Egypt’s medical infrastructure has long struggled to meet the needs of its fast-growing population. In 2016, there were 1.5 hospital beds per 1,000 people in Egypt, compared to the global average of 2.7. While this does not take into account the lack of equipment in health care facilities in rural areas including Nagrig, where denizens must travel long hours to Cairo for certain appointments.
In 2018, Salah donated $715,000 to the Baysoun hospital neighboring Nagrig, which worked to renovate ICU units and purchased beds, ventilators and updated Eco and Sonar equipment. In 2019, after a terrorist attack saw part of its building destroyed, Salah donated $3 million to the National Cancer Institute of Cairo.

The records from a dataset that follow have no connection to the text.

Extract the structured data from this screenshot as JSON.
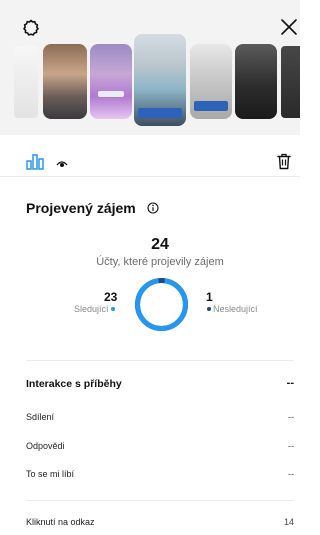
{
  "stories": [
    {
      "name": "story-thumbnail-0"
    },
    {
      "name": "story-thumbnail-1"
    },
    {
      "name": "story-thumbnail-2"
    },
    {
      "name": "story-thumbnail-3",
      "selected": true
    },
    {
      "name": "story-thumbnail-4"
    },
    {
      "name": "story-thumbnail-5"
    },
    {
      "name": "story-thumbnail-6"
    }
  ],
  "interest": {
    "title": "Projevený zájem",
    "total": "24",
    "total_label": "Účty, které projevily zájem",
    "followers_count": "23",
    "followers_label": "Sledující",
    "nonfollowers_count": "1",
    "nonfollowers_label": "Nesledující",
    "followers_fraction": 0.958
  },
  "interactions": {
    "title": "Interakce s příběhy",
    "title_value": "--",
    "rows": [
      {
        "label": "Sdílení",
        "value": "--"
      },
      {
        "label": "Odpovědi",
        "value": "--"
      },
      {
        "label": "To se mi líbí",
        "value": "--"
      }
    ]
  },
  "link_clicks": {
    "label": "Kliknutí na odkaz",
    "value": "14"
  },
  "colors": {
    "accent": "#2597f0",
    "nonfollower": "#1a4a8c"
  },
  "icons": {
    "top_left": "settings-icon",
    "top_right": "close-icon",
    "tool_1": "bar-chart-icon",
    "tool_2": "eye-icon",
    "tool_3": "trash-icon",
    "info": "info-icon"
  }
}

As the COVID-19 outbreak swept through Egypt in 2020, pushing hospitals and health care services to overcapacity, Salah’s philanthropic work aided on multiple fronts to soften the blow of the pandemic. In April 2020, Salah donated thousands of tons of food to Nagrig in anticipation of the pandemic’s economic impact. Salah’s philanthropic work continued, where during the second outbreak in January 2021, the Mohammad Salah Charity Foundation donated an ambulance center and oxygen cylinders to Nagrig following a severe outbreak.
Access to Education
Access and quality of education in Egypt have long suffered. The Egyptian literacy rate in 2017 was 71.17%, a 1% decline from the year prior and below the world average of 86%. According to UNICEF, “1 in 5 school buildings [are]unfit for use, lacking functional water and sanitation facilities,” with student performance “not even meet[ing]the low benchmark in international learning assessments.”
Salah’s philanthropic work has worked to address these issues. In 2018, the Mohamed Salah Charitable Foundation funded the construction of a girls’ school in Nagrig. Salah also financed the construction of an Al-Azhar Institute in Nagrig, one of more than 4,000 international branches of Egypt’s oldest public university. Testament to his desire to provide education to those without access to it, Salah became an Ambassador for Instant Network Schools (INS) in 2020. INS is a joint venture of the Vodafone Foundation and the United Nations High Commissioner for Refugees (UNHCR) aimed at providing quality education to both refugee and host-country children. Salah joined the INS as they entered Egypt in 2020, and in his ambassadorial role, he has visited schools around the country raising awareness of the need for quality education.
“We must make sure that all young people; including refugees, get an education. Now is the time to make sure refugee students don’t get left behind. And with COVID-19, connected education is extremely important,” Salah said in a statement published by the United Nations High Commissioner for Refugees (UNHCR).
A Hero on and off the Pitch
In 2021, Salah received recognition for his philanthropic efforts in his home village of Nagrig and garnered the Laureus Sport for Good Award for Sporting Inspiration. A larger testament to his positive impact is his recent inclusion in the Egyptian public school curriculum as a model citizen for his philanthropic work in helping his own country despite success abroad. Mohammad Salah inspires Egyptians to succeed against their odds while reinvesting his unlikely success into making future generations’ success’ only more likely – a mindset that would serve in all walks of life and positions of influence.
– Majeed Malhas